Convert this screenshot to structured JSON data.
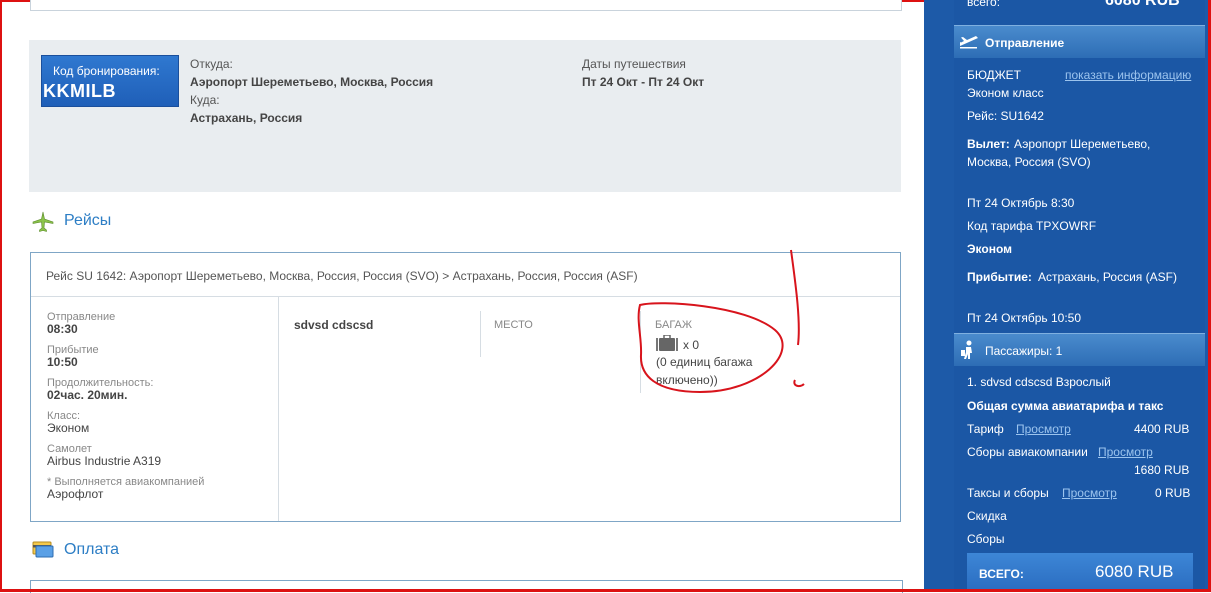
{
  "booking": {
    "code_label": "Код бронирования:",
    "code_value": "KKMILB",
    "from_label": "Откуда:",
    "from_value": "Аэропорт Шереметьево, Москва, Россия",
    "to_label": "Куда:",
    "to_value": "Астрахань, Россия",
    "dates_label": "Даты путешествия",
    "dates_value": "Пт 24 Окт - Пт 24 Окт"
  },
  "sections": {
    "flights_title": "Рейсы",
    "payment_title": "Оплата"
  },
  "flight": {
    "header": "Рейс SU 1642: Аэропорт Шереметьево, Москва, Россия, Россия (SVO) > Астрахань, Россия, Россия (ASF)",
    "departure_label": "Отправление",
    "departure_value": "08:30",
    "arrival_label": "Прибытие",
    "arrival_value": "10:50",
    "duration_label": "Продолжительность:",
    "duration_value": "02час. 20мин.",
    "class_label": "Класс:",
    "class_value": "Эконом",
    "plane_label": "Самолет",
    "plane_value": "Airbus Industrie A319",
    "operated_label": "* Выполняется авиакомпанией",
    "operated_value": "Аэрофлот",
    "passenger_name": "sdvsd cdscsd",
    "seat_label": "МЕСТО",
    "baggage_label": "БАГАЖ",
    "baggage_count": "x 0",
    "baggage_note_line1": "(0 единиц багажа",
    "baggage_note_line2": "включено))"
  },
  "sidebar": {
    "top_label": "всего:",
    "top_amount": "6080 RUB",
    "departure_header": "Отправление",
    "fare_family": "БЮДЖЕТ",
    "show_info_link": "показать информацию",
    "cabin": "Эконом класс",
    "flight_no": "Рейс: SU1642",
    "dep_label": "Вылет:",
    "dep_line1": "Аэропорт Шереметьево,",
    "dep_line2": "Москва, Россия (SVO)",
    "dep_time": "Пт 24 Октябрь 8:30",
    "fare_code": "Код тарифа TPXOWRF",
    "fare_class": "Эконом",
    "arr_label": "Прибытие:",
    "arr_place": "Астрахань, Россия (ASF)",
    "arr_time": "Пт 24 Октябрь 10:50",
    "passengers_header": "Пассажиры: 1",
    "passenger_line": "1. sdvsd cdscsd Взрослый",
    "total_heading": "Общая сумма авиатарифа и такс",
    "tariff_label": "Тариф",
    "view_link": "Просмотр",
    "tariff_amount": "4400 RUB",
    "airline_fees_label": "Сборы авиакомпании",
    "airline_fees_amount": "1680 RUB",
    "taxes_label": "Таксы и сборы",
    "taxes_amount": "0 RUB",
    "discount_label": "Скидка",
    "fees_label": "Сборы",
    "total_label": "ВСЕГО:",
    "total_amount": "6080 RUB"
  }
}
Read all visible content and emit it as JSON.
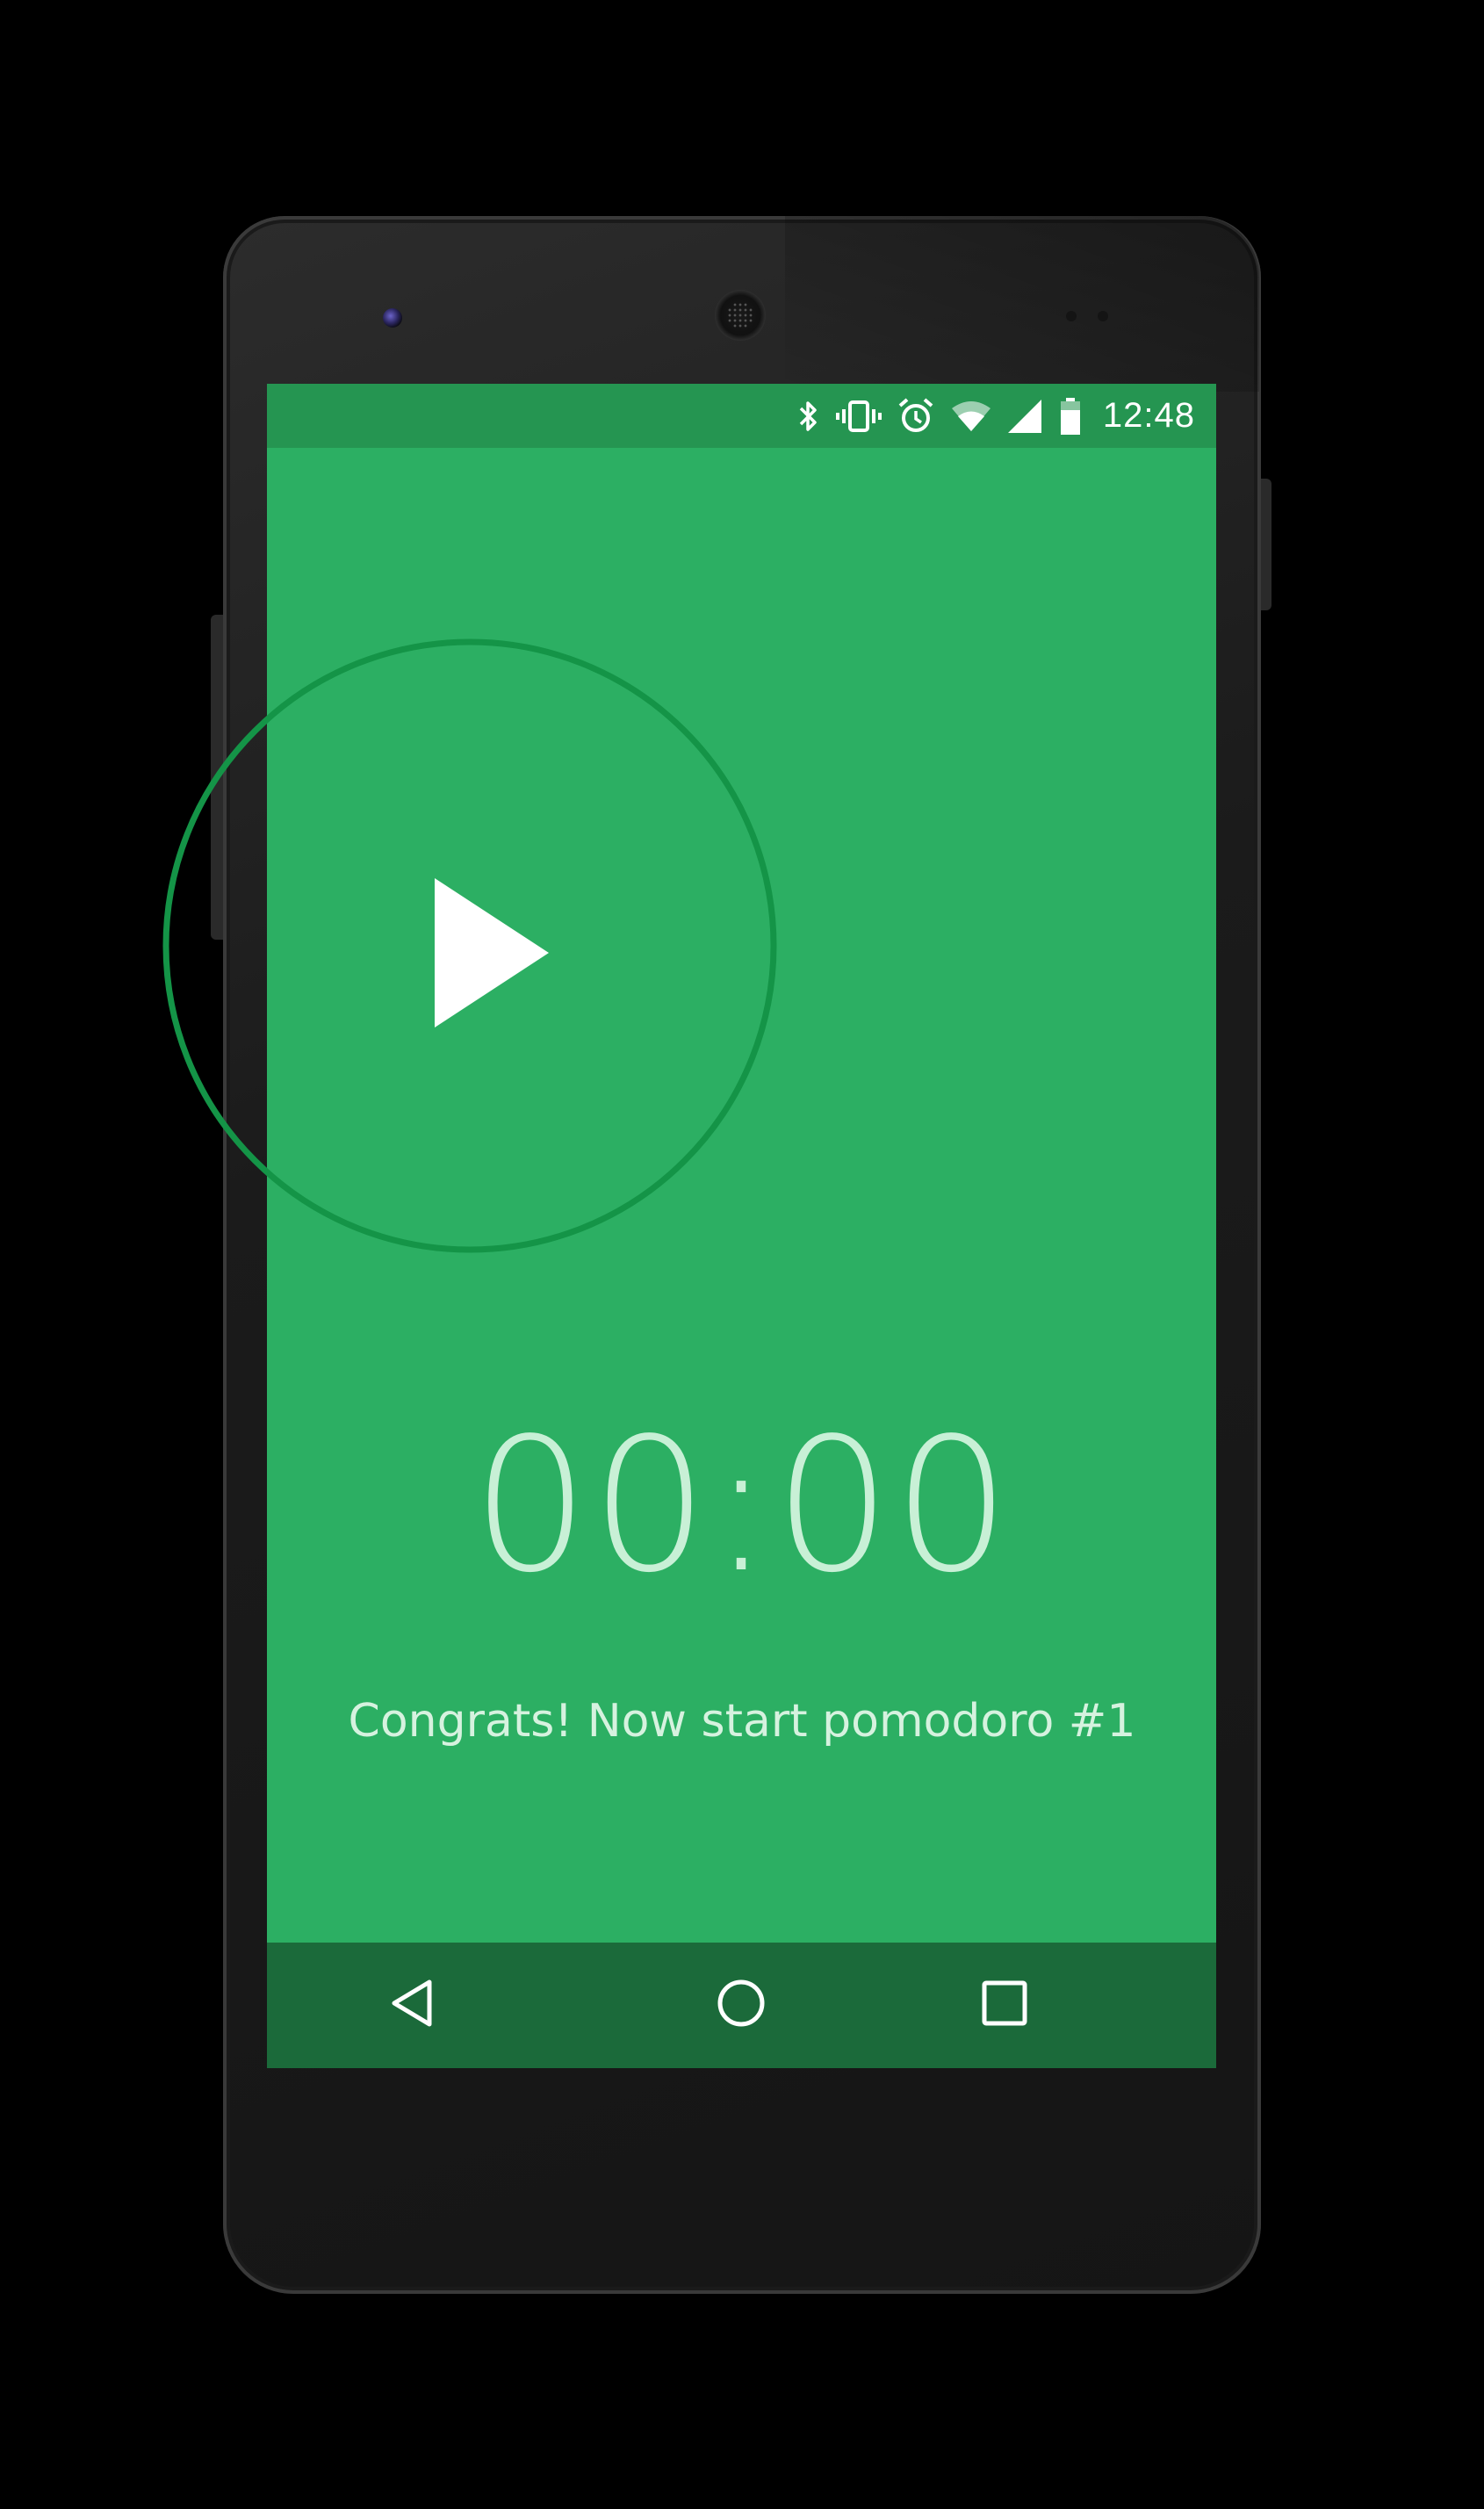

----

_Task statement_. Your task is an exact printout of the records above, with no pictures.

_Answer for the task_.
Convert this screenshot to structured JSON data.
{
  "booking": {
    "code_label": "Код бронирования:",
    "code_value": "KKMILB",
    "from_label": "Откуда:",
    "from_value": "Аэропорт Шереметьево, Москва, Россия",
    "to_label": "Куда:",
    "to_value": "Астрахань, Россия",
    "dates_label": "Даты путешествия",
    "dates_value": "Пт 24 Окт - Пт 24 Окт"
  },
  "sections": {
    "flights_title": "Рейсы",
    "payment_title": "Оплата"
  },
  "flight": {
    "header": "Рейс SU 1642: Аэропорт Шереметьево, Москва, Россия, Россия (SVO) > Астрахань, Россия, Россия (ASF)",
    "departure_label": "Отправление",
    "departure_value": "08:30",
    "arrival_label": "Прибытие",
    "arrival_value": "10:50",
    "duration_label": "Продолжительность:",
    "duration_value": "02час. 20мин.",
    "class_label": "Класс:",
    "class_value": "Эконом",
    "plane_label": "Самолет",
    "plane_value": "Airbus Industrie A319",
    "operated_label": "* Выполняется авиакомпанией",
    "operated_value": "Аэрофлот",
    "passenger_name": "sdvsd cdscsd",
    "seat_label": "МЕСТО",
    "baggage_label": "БАГАЖ",
    "baggage_count": "x 0",
    "baggage_note_line1": "(0 единиц багажа",
    "baggage_note_line2": "включено))"
  },
  "sidebar": {
    "top_label": "всего:",
    "top_amount": "6080 RUB",
    "departure_header": "Отправление",
    "fare_family": "БЮДЖЕТ",
    "show_info_link": "показать информацию",
    "cabin": "Эконом класс",
    "flight_no": "Рейс: SU1642",
    "dep_label": "Вылет:",
    "dep_line1": "Аэропорт Шереметьево,",
    "dep_line2": "Москва, Россия (SVO)",
    "dep_time": "Пт 24 Октябрь 8:30",
    "fare_code": "Код тарифа TPXOWRF",
    "fare_class": "Эконом",
    "arr_label": "Прибытие:",
    "arr_place": "Астрахань, Россия (ASF)",
    "arr_time": "Пт 24 Октябрь 10:50",
    "passengers_header": "Пассажиры: 1",
    "passenger_line": "1. sdvsd cdscsd Взрослый",
    "total_heading": "Общая сумма авиатарифа и такс",
    "tariff_label": "Тариф",
    "view_link": "Просмотр",
    "tariff_amount": "4400 RUB",
    "airline_fees_label": "Сборы авиакомпании",
    "airline_fees_amount": "1680 RUB",
    "taxes_label": "Таксы и сборы",
    "taxes_amount": "0 RUB",
    "discount_label": "Скидка",
    "fees_label": "Сборы",
    "total_label": "ВСЕГО:",
    "total_amount": "6080 RUB"
  }
}
Read all visible content and emit it as JSON.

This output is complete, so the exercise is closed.